__Aim of the task__. Filter the listing below, keeping every line that holds "pause".
☆ ☆ ☆ ☆ ☆ ☆ ☆
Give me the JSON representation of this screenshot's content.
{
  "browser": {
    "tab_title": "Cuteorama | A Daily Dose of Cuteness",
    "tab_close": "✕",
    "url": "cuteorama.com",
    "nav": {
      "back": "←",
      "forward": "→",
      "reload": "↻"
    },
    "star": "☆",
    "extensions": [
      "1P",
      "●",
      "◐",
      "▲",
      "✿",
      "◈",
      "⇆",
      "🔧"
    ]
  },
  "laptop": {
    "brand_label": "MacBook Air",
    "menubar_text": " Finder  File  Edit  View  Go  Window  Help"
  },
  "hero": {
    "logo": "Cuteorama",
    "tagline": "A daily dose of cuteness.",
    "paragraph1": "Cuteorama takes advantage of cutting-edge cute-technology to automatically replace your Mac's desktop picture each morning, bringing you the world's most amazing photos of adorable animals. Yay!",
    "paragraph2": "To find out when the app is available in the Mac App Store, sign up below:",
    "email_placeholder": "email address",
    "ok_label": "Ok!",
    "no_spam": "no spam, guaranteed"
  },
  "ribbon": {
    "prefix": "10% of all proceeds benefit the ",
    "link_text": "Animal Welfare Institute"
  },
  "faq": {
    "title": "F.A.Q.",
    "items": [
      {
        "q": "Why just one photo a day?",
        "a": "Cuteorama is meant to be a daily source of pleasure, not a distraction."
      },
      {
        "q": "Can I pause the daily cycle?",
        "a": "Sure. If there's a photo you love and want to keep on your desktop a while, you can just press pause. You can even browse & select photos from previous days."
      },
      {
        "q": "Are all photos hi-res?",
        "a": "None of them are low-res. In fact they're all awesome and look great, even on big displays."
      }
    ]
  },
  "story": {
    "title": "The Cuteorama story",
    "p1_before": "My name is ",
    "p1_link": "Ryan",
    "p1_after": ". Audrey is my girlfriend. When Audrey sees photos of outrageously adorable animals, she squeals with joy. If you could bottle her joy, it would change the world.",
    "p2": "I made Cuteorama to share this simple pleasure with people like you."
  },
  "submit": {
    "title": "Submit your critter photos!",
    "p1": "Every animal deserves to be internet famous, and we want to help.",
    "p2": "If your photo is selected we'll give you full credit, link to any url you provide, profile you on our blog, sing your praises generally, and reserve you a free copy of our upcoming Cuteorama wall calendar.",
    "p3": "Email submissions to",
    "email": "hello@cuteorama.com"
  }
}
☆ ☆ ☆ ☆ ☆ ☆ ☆
__Expected answer__.
        "q": "Can I pause the daily cycle?",
        "a": "Sure. If there's a photo you love and want to keep on your desktop a while, you can just press pause. You can even browse & select photos from previous days."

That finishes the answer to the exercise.